[[ The records, beginning ]]
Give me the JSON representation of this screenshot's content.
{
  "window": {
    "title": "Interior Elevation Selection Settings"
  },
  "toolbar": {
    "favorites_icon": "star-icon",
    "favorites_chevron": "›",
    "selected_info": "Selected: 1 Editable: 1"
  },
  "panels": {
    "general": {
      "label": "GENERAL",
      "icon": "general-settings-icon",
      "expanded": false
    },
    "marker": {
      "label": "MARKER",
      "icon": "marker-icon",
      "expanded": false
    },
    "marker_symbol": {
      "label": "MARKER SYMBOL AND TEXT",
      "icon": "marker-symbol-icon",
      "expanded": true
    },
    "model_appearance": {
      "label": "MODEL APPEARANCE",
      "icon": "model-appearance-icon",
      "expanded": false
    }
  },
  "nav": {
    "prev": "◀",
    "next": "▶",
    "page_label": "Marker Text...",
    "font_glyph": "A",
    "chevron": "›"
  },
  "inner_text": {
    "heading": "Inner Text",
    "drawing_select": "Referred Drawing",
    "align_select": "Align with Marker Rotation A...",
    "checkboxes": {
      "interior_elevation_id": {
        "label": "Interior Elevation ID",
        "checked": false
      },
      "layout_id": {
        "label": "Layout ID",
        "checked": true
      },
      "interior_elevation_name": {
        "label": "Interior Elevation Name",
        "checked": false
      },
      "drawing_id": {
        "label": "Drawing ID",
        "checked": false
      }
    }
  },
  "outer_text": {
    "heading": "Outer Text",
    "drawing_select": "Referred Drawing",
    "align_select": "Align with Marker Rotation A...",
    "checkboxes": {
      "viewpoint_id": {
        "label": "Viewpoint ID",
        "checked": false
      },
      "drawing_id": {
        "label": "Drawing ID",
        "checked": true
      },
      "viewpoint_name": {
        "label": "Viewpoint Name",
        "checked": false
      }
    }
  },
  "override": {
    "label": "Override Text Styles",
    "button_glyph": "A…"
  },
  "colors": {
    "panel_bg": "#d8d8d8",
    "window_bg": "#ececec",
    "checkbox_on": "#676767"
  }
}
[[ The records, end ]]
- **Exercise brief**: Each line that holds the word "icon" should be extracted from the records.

- **Answer to this problem**:
    "favorites_icon": "star-icon",
      "icon": "general-settings-icon",
      "icon": "marker-icon",
      "icon": "marker-symbol-icon",
      "icon": "model-appearance-icon",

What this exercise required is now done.